So few nonresidents enter Shuafat that my appearance there seemed to be a highly unusual event, met with warm greetings verging on hysteria, crowds of kids following along. “Hello, America!” they called excitedly. I was a novelty, but also, I was with Baha Nababta, a 29-year-old Palestinian community organizer beloved by the kids of Shuafat. Those who followed us wanted not just my attention but his. Baha had a rare kind of charisma. Camp-counselor charisma, you might call it. He was a natural leader of boys. Every kid we passed knew him and either waved or stopped to speak to him. Baha founded a community center so that older children would have a place to hang out, because there is no open space in Shuafat Refugee Camp, no park, not a single playground, nowhere for kids to go, not even a street, really, where they can play, because there are no sidewalks, most of the narrow roads barely fitting the cars that ramble down them. Younger kids tapped me on the arms and wanted to show me the mural they painted with Baha. The road they helped to pave with Baha, who supervised its completion. The plants they planted with Baha along a narrow strip. Baha, Baha, Baha.
It was like that with the adults too. They all wanted his attention. His phone was blowing up in his pocket as we walked. He finally answered. There was a dispute between a man whose baby died at a clinic and the doctor who treated the baby. The man whose baby died tried to burn the doctor alive, and now the doctor was in critical condition, in a hospital in Jerusalem. Throughout the two days I spent with Baha, I heard more stories like this that he was asked to help resolve. People relied on him. He had a vision for the Shuafat camp, where he was born and raised, that went beyond what could be imagined from within the very limited confines of the place.

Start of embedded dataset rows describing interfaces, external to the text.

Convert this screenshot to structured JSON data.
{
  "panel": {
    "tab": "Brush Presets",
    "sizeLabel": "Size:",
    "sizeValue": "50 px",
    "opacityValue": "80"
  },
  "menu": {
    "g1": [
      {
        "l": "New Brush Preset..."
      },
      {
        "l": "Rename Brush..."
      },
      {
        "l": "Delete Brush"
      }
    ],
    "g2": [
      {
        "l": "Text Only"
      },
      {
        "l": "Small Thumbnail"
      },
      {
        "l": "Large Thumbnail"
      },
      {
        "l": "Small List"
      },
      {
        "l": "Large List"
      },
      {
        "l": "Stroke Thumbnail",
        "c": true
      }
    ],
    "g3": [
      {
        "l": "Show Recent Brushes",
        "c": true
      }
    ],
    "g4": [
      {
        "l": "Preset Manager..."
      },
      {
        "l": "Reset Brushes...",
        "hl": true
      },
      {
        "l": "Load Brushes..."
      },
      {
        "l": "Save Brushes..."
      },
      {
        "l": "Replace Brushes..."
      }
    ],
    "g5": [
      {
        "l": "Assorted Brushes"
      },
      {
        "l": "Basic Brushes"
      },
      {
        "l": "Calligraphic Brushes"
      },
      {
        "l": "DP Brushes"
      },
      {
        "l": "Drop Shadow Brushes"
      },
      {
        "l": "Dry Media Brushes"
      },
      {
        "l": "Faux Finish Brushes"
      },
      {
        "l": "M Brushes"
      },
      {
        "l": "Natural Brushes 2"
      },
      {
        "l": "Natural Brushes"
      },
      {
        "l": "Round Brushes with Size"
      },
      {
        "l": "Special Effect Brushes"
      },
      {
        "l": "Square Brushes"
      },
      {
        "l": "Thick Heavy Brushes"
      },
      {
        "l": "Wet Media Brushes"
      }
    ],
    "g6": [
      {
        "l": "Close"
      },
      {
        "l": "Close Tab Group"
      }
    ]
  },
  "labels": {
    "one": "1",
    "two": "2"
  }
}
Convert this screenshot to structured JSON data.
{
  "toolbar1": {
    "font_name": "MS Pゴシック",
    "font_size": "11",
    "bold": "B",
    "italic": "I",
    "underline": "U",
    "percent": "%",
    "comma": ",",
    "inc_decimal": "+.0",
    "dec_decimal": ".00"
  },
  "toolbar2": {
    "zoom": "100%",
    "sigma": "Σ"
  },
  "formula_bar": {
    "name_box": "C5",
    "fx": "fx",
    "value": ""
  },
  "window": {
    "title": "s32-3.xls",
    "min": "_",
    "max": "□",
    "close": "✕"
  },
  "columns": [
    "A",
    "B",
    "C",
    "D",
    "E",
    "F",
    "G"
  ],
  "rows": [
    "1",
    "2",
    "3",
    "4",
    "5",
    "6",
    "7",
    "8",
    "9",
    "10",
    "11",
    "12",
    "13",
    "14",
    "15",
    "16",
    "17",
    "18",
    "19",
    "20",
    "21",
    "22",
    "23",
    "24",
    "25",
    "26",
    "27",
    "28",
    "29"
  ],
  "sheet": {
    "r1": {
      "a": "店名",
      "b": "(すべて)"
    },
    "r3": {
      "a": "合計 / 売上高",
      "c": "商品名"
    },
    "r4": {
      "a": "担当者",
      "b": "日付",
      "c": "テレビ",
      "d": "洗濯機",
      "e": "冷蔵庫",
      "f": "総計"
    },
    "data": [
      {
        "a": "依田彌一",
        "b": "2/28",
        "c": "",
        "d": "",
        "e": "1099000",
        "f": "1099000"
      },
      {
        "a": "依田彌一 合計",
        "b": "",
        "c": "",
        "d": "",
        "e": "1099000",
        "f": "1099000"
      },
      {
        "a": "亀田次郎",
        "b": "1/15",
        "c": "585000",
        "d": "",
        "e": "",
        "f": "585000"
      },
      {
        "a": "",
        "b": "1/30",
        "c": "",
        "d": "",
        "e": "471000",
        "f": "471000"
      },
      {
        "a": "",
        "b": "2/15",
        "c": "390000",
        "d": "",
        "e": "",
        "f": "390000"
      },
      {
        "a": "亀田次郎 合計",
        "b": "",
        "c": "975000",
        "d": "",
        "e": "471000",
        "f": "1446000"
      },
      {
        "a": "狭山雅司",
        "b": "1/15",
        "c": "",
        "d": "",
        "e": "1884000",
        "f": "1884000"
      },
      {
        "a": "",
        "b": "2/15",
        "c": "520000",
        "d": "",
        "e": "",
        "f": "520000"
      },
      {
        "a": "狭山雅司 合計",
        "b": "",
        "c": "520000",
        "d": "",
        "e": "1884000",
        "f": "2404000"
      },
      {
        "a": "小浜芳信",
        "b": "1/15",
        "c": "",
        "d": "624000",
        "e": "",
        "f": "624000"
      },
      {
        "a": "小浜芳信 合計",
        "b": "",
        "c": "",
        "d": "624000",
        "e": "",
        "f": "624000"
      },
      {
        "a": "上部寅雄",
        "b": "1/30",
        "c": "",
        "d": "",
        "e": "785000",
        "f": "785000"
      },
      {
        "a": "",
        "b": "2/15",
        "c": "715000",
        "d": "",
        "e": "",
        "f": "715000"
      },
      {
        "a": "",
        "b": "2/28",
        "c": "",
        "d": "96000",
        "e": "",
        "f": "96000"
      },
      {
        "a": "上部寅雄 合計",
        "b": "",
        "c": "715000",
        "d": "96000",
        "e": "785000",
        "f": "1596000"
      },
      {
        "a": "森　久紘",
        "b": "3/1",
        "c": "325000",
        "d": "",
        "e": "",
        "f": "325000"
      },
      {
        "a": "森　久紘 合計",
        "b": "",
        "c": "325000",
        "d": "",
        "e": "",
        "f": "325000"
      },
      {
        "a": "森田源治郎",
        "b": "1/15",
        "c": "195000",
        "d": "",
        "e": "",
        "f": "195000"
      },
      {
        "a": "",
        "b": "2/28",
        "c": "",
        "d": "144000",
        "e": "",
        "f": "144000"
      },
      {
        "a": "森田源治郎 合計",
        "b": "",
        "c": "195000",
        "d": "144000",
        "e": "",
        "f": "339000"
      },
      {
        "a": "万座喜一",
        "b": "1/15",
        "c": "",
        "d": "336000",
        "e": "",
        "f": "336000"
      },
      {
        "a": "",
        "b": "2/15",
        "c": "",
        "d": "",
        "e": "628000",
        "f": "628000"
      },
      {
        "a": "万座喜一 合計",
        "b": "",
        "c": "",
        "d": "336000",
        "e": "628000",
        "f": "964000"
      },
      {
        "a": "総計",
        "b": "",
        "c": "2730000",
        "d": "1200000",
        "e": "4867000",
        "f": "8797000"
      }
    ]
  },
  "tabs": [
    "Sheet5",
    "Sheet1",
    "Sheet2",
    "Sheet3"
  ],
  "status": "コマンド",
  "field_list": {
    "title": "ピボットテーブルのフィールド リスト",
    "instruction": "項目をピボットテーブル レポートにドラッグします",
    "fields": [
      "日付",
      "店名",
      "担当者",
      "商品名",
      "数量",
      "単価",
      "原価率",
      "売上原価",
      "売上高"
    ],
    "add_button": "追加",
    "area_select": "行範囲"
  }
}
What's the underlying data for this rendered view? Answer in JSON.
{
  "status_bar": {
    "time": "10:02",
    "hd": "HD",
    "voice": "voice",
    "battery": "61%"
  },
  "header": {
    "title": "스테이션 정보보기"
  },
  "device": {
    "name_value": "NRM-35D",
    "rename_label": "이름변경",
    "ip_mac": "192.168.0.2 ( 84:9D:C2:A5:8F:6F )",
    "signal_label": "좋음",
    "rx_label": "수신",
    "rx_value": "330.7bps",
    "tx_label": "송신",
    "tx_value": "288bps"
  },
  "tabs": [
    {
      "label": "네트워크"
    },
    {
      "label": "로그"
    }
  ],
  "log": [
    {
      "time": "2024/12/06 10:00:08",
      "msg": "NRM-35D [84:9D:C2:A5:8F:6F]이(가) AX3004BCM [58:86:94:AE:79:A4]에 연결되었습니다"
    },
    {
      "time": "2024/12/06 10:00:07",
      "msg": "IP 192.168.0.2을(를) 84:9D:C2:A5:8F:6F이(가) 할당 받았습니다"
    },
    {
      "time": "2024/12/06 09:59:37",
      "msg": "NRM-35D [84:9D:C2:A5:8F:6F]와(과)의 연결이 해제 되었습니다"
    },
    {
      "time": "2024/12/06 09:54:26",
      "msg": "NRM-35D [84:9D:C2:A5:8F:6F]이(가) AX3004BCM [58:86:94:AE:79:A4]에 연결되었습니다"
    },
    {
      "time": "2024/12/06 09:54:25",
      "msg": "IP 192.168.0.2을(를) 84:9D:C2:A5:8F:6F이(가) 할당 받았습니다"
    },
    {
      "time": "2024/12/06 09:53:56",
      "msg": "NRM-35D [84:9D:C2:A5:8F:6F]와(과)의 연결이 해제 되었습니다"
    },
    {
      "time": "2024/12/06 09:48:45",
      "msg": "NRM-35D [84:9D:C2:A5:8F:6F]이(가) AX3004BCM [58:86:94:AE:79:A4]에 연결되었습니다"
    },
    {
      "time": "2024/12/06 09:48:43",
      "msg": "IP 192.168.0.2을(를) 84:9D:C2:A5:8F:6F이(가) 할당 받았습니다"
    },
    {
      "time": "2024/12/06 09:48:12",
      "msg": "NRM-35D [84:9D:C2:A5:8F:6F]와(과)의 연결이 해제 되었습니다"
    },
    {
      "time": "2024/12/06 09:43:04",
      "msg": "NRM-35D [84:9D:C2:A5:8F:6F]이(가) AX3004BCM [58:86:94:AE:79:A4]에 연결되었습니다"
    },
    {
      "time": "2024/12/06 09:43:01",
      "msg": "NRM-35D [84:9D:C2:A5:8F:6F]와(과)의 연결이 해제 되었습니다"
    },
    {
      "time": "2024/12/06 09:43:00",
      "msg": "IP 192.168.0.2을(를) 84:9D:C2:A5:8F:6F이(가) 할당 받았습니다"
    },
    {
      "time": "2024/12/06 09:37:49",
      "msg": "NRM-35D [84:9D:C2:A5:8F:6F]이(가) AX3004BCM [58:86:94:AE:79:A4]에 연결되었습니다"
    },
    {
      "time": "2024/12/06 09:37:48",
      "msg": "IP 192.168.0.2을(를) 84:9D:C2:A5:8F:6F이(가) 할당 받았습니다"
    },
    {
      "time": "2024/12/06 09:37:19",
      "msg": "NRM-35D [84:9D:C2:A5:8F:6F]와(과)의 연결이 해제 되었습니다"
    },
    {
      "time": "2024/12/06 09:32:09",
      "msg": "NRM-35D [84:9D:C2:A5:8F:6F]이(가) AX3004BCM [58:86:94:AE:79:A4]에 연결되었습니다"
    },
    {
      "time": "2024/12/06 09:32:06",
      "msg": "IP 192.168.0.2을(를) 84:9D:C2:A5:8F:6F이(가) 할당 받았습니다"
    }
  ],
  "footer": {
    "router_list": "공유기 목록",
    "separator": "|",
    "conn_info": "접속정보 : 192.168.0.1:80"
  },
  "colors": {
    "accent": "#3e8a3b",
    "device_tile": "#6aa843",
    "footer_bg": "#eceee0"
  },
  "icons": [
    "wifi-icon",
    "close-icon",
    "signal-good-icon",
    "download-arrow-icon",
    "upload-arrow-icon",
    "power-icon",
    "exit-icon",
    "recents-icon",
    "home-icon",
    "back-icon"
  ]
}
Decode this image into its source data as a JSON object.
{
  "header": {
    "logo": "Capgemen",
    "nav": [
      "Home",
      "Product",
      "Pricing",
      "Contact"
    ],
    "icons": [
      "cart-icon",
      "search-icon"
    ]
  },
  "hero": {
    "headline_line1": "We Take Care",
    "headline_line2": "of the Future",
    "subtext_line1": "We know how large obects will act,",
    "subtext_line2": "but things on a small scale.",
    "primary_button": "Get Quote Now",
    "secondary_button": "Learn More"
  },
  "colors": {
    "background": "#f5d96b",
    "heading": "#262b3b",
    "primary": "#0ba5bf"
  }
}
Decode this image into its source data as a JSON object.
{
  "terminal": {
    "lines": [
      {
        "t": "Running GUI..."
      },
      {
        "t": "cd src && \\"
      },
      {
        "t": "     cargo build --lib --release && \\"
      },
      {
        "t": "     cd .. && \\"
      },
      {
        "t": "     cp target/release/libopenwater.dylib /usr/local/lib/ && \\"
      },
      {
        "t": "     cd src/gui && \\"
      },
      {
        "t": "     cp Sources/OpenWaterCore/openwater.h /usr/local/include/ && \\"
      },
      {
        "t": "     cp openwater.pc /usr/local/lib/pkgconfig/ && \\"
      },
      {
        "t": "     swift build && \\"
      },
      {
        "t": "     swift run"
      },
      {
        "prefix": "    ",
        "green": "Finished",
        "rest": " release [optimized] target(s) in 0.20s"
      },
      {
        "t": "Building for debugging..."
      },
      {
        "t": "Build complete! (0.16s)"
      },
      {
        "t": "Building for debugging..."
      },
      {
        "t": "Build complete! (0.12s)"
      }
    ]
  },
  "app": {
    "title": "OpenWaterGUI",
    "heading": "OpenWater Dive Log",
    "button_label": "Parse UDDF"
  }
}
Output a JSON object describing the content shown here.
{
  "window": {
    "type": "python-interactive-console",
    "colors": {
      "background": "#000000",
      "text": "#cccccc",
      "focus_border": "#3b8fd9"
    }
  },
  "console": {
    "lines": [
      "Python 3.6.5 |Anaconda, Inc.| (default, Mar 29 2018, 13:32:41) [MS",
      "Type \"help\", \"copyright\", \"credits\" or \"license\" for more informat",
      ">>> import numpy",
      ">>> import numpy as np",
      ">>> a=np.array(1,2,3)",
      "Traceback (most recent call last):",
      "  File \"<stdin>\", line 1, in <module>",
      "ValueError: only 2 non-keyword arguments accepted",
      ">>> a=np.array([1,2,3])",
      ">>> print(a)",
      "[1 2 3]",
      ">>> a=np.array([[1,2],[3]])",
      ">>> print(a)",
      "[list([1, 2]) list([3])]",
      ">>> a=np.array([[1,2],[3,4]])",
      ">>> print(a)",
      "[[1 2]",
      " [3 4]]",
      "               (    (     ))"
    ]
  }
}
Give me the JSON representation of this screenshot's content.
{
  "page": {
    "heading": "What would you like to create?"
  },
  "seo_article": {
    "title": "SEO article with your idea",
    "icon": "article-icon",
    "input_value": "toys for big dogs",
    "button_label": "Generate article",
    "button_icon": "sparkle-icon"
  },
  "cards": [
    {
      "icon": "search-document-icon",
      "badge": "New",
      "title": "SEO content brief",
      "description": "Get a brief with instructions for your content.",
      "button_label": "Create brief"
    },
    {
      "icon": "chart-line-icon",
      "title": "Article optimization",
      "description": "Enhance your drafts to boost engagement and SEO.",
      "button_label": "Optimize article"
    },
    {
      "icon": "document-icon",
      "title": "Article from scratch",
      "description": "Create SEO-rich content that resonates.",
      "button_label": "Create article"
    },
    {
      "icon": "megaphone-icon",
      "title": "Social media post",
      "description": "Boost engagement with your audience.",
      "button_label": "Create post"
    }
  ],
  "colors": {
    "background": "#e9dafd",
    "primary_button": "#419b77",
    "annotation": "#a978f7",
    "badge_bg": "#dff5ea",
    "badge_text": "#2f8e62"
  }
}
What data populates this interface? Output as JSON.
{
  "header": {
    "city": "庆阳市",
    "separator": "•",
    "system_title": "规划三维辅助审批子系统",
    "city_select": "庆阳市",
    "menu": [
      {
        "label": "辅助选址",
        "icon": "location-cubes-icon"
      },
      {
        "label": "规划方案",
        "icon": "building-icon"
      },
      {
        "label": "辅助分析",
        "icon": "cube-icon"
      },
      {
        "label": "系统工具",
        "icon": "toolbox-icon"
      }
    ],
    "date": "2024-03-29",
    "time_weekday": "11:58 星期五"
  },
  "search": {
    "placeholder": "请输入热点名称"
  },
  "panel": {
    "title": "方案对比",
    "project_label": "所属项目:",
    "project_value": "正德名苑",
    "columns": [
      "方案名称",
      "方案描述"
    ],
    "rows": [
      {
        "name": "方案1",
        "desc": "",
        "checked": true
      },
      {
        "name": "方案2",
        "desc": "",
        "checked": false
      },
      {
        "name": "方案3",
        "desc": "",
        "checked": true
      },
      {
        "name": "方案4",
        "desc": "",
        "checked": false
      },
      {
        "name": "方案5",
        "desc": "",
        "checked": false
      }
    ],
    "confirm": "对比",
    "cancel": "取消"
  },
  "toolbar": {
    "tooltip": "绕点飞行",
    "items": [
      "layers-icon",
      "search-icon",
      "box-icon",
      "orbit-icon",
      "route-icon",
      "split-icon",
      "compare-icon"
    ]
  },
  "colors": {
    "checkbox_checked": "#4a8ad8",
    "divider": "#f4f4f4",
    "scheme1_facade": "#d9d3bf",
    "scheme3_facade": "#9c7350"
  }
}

....I got the impression Baha was something like an informal mayor, on whom people depended to resolve disputes, build roads, put together volunteer committees and try to make Shuafat safe for children.
Readers of EoZ would have known the emotional punchline of the story before the author, Rachel Kushner, got to it. Because this was one of the very few sites, in English or in Arabic, that highlighted the story of Baha Nababta's murder.
As I wrote then, Nababta was a true Palestinian hero. He worked tirelessly to improve the lives of his community. Yet his death was barely mentioned in Palestinian media, because he wasn't "martyred" trying to kill Jews.
Kushner mentioned that Nababta told her that he was threatened, and that she would never have written about the threats if he hadn't been killed:
Later I told myself and everyone else how wonderful it was in the Shuafat camp. How safe I felt. How positive Baha was. All of that still feels true to me. But I also insisted, to myself and everyone else, that Baha never expressed any fears for his own safety. In looking at my notes, I see now that my insistence on this point was sheer will. A fiction. It’s right there in the notes. He said he was nervous. He said he’d been threatened.I had guessed in my tribute to Baha that he might have been killed by people who were upset at his speaking to Israelis to help improve the camp, the crime of "normalization." Kushner indicates that Baha's enemies were less ideological - they were simply criminals and his efforts to clean up the town hurt their profits.
Also in my notes, this:
Baha says, two types
1. Those who want to help make a better life
2. Those who want to destroy everything
And in parentheses: (Arms trade. Drugs trade. Construction profits. No oversight wanted.)
Two men were arrested in August for the murder, but I have not yet heard what their motives were.
Whatever the reason, though, the story that Kushner missed was how people like Baha Nababta are not the role models that Palestinian Arab youngsters are taught about in their schools. He is not the type of martyr that Mahmoud Abbas will extol in speeches. His very desire to improve people's lives is what made him a target and ultimately a victim.
This is the real story, a story that the New York Times and the other media, Western or Arab, will not normally mention.
UPDATE: The NYT didn't quite tell everything relevant about the author.